  • So as nice as it is that the network is embracing the idea that it can move shows around and air them at different times to make up for having overscheduled, it doesn’t change the fact that The CW is only in this predicament because it continues to bizarrely only offer ten hours of programming a week. Now, there is a lot more to this issue than it would first appear, as there are a lot of contracts and agreements that have to be made with local networks in order to get extra programming time, but it seems like now would be the perfect time for the network to at least start airing things on Sunday. Admittedly, this idea has been around for quite some time for The CW, but the network is is clearly acknowledging that its lack of programming space this year or else it wouldn’t feel the need to get so creative with how it is going to schedule all the shows it has. So maybe this is the year this idea finally gains some new traction. Still, it continues to be frustrating that this hasn’t happened yet, because this is one of the reasons The CW has always been treated like more like a mini-major network than a major. The CW has always hovered at a level that puts it above other cable networks, but never quite on par with the Big 4, even though the the quality of its programming more than holds its own with Fox, ABC, NBC, and CBS. So I’d really like to see the network get more proactive about using its new prominence to obtain more programming time. Now like I said, the network is expanding its programming in other ways, and even if it doesn’t stretch to Sundays, well, there is a real case to be made that it doesn’t matter, as a network’s online presence quickly becomes more important than traditional television slots, but it would still be nice to see The CW actually really try to take a swing at joining the big kids table in a more permanent capacity.

Failed Pilots:

Comedy

  • Nothing

Drama

  • Transylvania
  • UNTITLED MARS PROJECT (fka Colony)
  • UNTITLED PARANORMAL PROJECT

Pilots I Wished Would Have Been Picked Up: UNTITLED MARS PROJECT (fka Colony)

Overall Thoughts:

  • The CW continues its strong run, and with the addition of Supergirl the network might now have two shows that get rating numbers that could hang with the Big 4. It continues to try to stay a step ahead of the changing trends in television, and keeps looking like one of the few networks that has taken advantage of the how the Internet and television have become more and more linked. Its schedule is strong and relatively stable going forward, even as it looks like that long-time network backbone The Vampire Diaries is on its last legs. Hopefully that show will be allowed to have a final season, and not be forced to become the constant revolving door of creative voices Supernatural has over the years. The state of The CW is strong, and this upcoming year could be one of the biggest ever for the network.

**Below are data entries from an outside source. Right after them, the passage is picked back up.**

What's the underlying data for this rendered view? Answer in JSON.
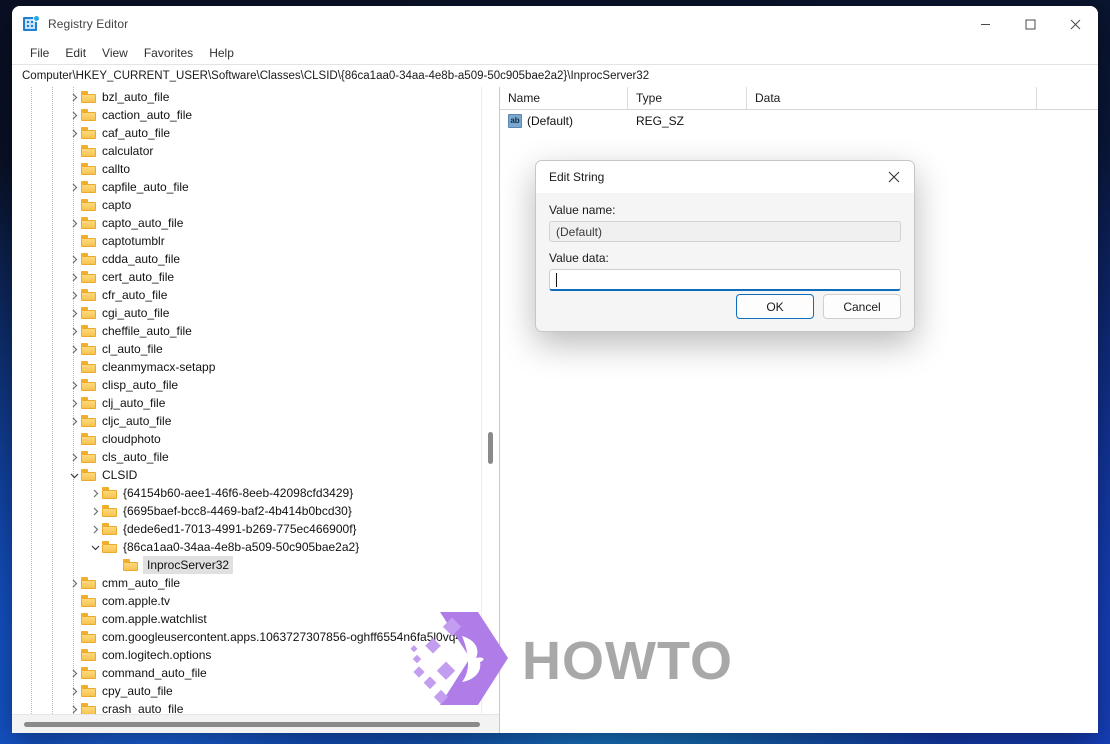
{
  "window": {
    "title": "Registry Editor",
    "icon": "registry-icon",
    "controls": {
      "minimize": "—",
      "maximize": "☐",
      "close": "✕"
    }
  },
  "menubar": {
    "items": [
      "File",
      "Edit",
      "View",
      "Favorites",
      "Help"
    ]
  },
  "addressbar": {
    "path": "Computer\\HKEY_CURRENT_USER\\Software\\Classes\\CLSID\\{86ca1aa0-34aa-4e8b-a509-50c905bae2a2}\\InprocServer32"
  },
  "tree": {
    "nodes": [
      {
        "label": "bzl_auto_file",
        "indent": 3,
        "twisty": "collapsed",
        "selected": false
      },
      {
        "label": "caction_auto_file",
        "indent": 3,
        "twisty": "collapsed",
        "selected": false
      },
      {
        "label": "caf_auto_file",
        "indent": 3,
        "twisty": "collapsed",
        "selected": false
      },
      {
        "label": "calculator",
        "indent": 3,
        "twisty": "none",
        "selected": false
      },
      {
        "label": "callto",
        "indent": 3,
        "twisty": "none",
        "selected": false
      },
      {
        "label": "capfile_auto_file",
        "indent": 3,
        "twisty": "collapsed",
        "selected": false
      },
      {
        "label": "capto",
        "indent": 3,
        "twisty": "none",
        "selected": false
      },
      {
        "label": "capto_auto_file",
        "indent": 3,
        "twisty": "collapsed",
        "selected": false
      },
      {
        "label": "captotumblr",
        "indent": 3,
        "twisty": "none",
        "selected": false
      },
      {
        "label": "cdda_auto_file",
        "indent": 3,
        "twisty": "collapsed",
        "selected": false
      },
      {
        "label": "cert_auto_file",
        "indent": 3,
        "twisty": "collapsed",
        "selected": false
      },
      {
        "label": "cfr_auto_file",
        "indent": 3,
        "twisty": "collapsed",
        "selected": false
      },
      {
        "label": "cgi_auto_file",
        "indent": 3,
        "twisty": "collapsed",
        "selected": false
      },
      {
        "label": "cheffile_auto_file",
        "indent": 3,
        "twisty": "collapsed",
        "selected": false
      },
      {
        "label": "cl_auto_file",
        "indent": 3,
        "twisty": "collapsed",
        "selected": false
      },
      {
        "label": "cleanmymacx-setapp",
        "indent": 3,
        "twisty": "none",
        "selected": false
      },
      {
        "label": "clisp_auto_file",
        "indent": 3,
        "twisty": "collapsed",
        "selected": false
      },
      {
        "label": "clj_auto_file",
        "indent": 3,
        "twisty": "collapsed",
        "selected": false
      },
      {
        "label": "cljc_auto_file",
        "indent": 3,
        "twisty": "collapsed",
        "selected": false
      },
      {
        "label": "cloudphoto",
        "indent": 3,
        "twisty": "none",
        "selected": false
      },
      {
        "label": "cls_auto_file",
        "indent": 3,
        "twisty": "collapsed",
        "selected": false
      },
      {
        "label": "CLSID",
        "indent": 3,
        "twisty": "expanded",
        "selected": false
      },
      {
        "label": "{64154b60-aee1-46f6-8eeb-42098cfd3429}",
        "indent": 4,
        "twisty": "collapsed",
        "selected": false
      },
      {
        "label": "{6695baef-bcc8-4469-baf2-4b414b0bcd30}",
        "indent": 4,
        "twisty": "collapsed",
        "selected": false
      },
      {
        "label": "{dede6ed1-7013-4991-b269-775ec466900f}",
        "indent": 4,
        "twisty": "collapsed",
        "selected": false
      },
      {
        "label": "{86ca1aa0-34aa-4e8b-a509-50c905bae2a2}",
        "indent": 4,
        "twisty": "expanded",
        "selected": false
      },
      {
        "label": "InprocServer32",
        "indent": 5,
        "twisty": "none",
        "selected": true
      },
      {
        "label": "cmm_auto_file",
        "indent": 3,
        "twisty": "collapsed",
        "selected": false
      },
      {
        "label": "com.apple.tv",
        "indent": 3,
        "twisty": "none",
        "selected": false
      },
      {
        "label": "com.apple.watchlist",
        "indent": 3,
        "twisty": "none",
        "selected": false
      },
      {
        "label": "com.googleusercontent.apps.1063727307856-oghff6554n6fa5l0vq4n2c",
        "indent": 3,
        "twisty": "none",
        "selected": false
      },
      {
        "label": "com.logitech.options",
        "indent": 3,
        "twisty": "none",
        "selected": false
      },
      {
        "label": "command_auto_file",
        "indent": 3,
        "twisty": "collapsed",
        "selected": false
      },
      {
        "label": "cpy_auto_file",
        "indent": 3,
        "twisty": "collapsed",
        "selected": false
      },
      {
        "label": "crash_auto_file",
        "indent": 3,
        "twisty": "collapsed",
        "selected": false
      }
    ]
  },
  "list": {
    "columns": [
      "Name",
      "Type",
      "Data"
    ],
    "rows": [
      {
        "icon": "string-value-icon",
        "name": "(Default)",
        "type": "REG_SZ",
        "data": ""
      }
    ]
  },
  "dialog": {
    "title": "Edit String",
    "close_icon": "close-icon",
    "value_name_label": "Value name:",
    "value_name": "(Default)",
    "value_data_label": "Value data:",
    "value_data": "",
    "ok_label": "OK",
    "cancel_label": "Cancel"
  },
  "watermark": {
    "text": "HOWTO"
  },
  "colors": {
    "accent": "#0f6cbd",
    "folder": "#f5bb3c",
    "selection": "#e0e0e0",
    "watermark": "#a8a8a8",
    "logo_purple": "#b07ce8"
  }
}
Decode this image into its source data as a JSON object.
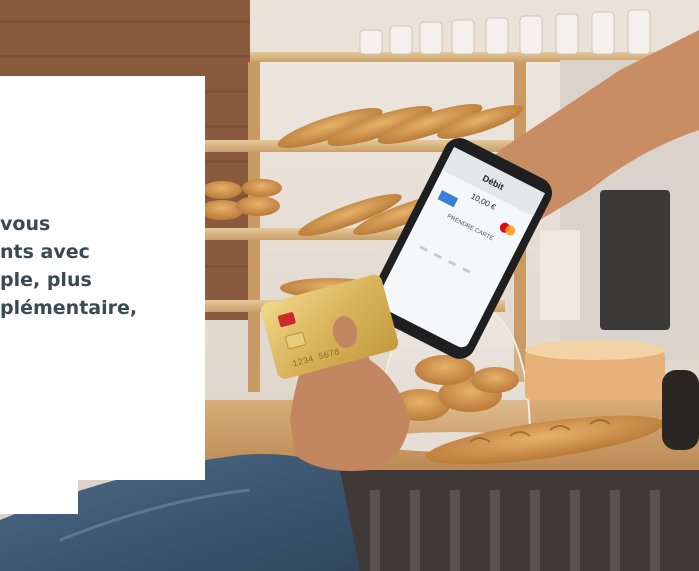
{
  "overlay": {
    "lines": [
      "vous",
      "nts avec",
      "ple, plus",
      "plémentaire,"
    ]
  },
  "phone_screen": {
    "header": "Débit",
    "amount": "10,00 €",
    "brand_label": "PRENDRE CARTE"
  },
  "card_text": "1234 5678"
}
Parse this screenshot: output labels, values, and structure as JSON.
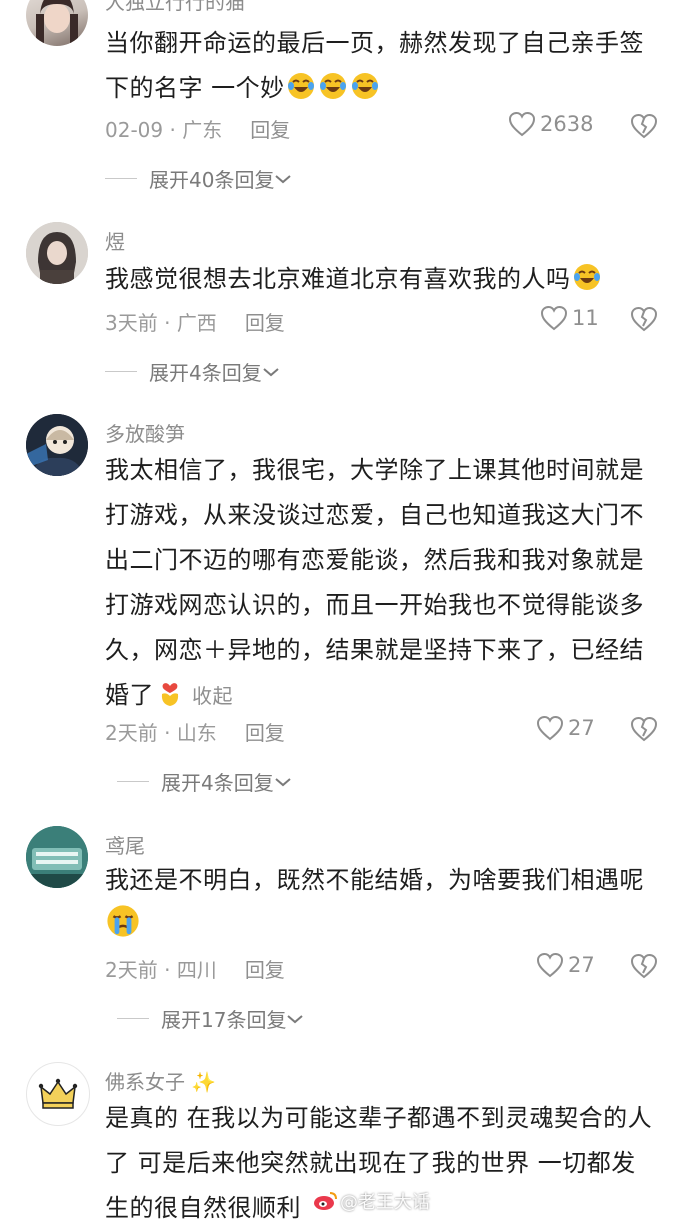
{
  "comments": [
    {
      "username": "大独立行行的猫",
      "lines": [
        "当你翻开命运的最后一页，赫然发现了自己亲手签",
        "下的名字 一个妙"
      ],
      "emoji_count": 3,
      "date": "02-09",
      "location": "广东",
      "reply_label": "回复",
      "likes": "2638",
      "expand_label": "展开40条回复"
    },
    {
      "username": "煜",
      "lines": [
        "我感觉很想去北京难道北京有喜欢我的人吗"
      ],
      "emoji_count": 1,
      "date": "3天前",
      "location": "广西",
      "reply_label": "回复",
      "likes": "11",
      "expand_label": "展开4条回复"
    },
    {
      "username": "多放酸笋",
      "lines": [
        "我太相信了，我很宅，大学除了上课其他时间就是",
        "打游戏，从来没谈过恋爱，自己也知道我这大门不",
        "出二门不迈的哪有恋爱能谈，然后我和我对象就是",
        "打游戏网恋认识的，而且一开始我也不觉得能谈多",
        "久，网恋＋异地的，结果就是坚持下来了，已经结",
        "婚了"
      ],
      "collapse_label": "收起",
      "date": "2天前",
      "location": "山东",
      "reply_label": "回复",
      "likes": "27",
      "expand_label": "展开4条回复"
    },
    {
      "username": "鸢尾",
      "lines": [
        "我还是不明白，既然不能结婚，为啥要我们相遇呢"
      ],
      "date": "2天前",
      "location": "四川",
      "reply_label": "回复",
      "likes": "27",
      "expand_label": "展开17条回复"
    },
    {
      "username": "佛系女子",
      "lines": [
        "是真的 在我以为可能这辈子都遇不到灵魂契合的人",
        "了 可是后来他突然就出现在了我的世界 一切都发",
        "生的很自然很顺利"
      ]
    }
  ],
  "watermark": "@老王大话",
  "colors": {
    "text": "#1e1e1e",
    "meta": "#9a9a9a",
    "emoji_yellow": "#f7c325",
    "emoji_blue": "#4aa3f0"
  }
}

That’s it for The CW. Next up is Fox. Fox hasn’t been doing so well these past few years, at least until Empire swooped in and helped stabilize the network (and even that is no longer a sure thing). But one show does not a make a network, so what else does Fox have to offer? We’ll find out next time.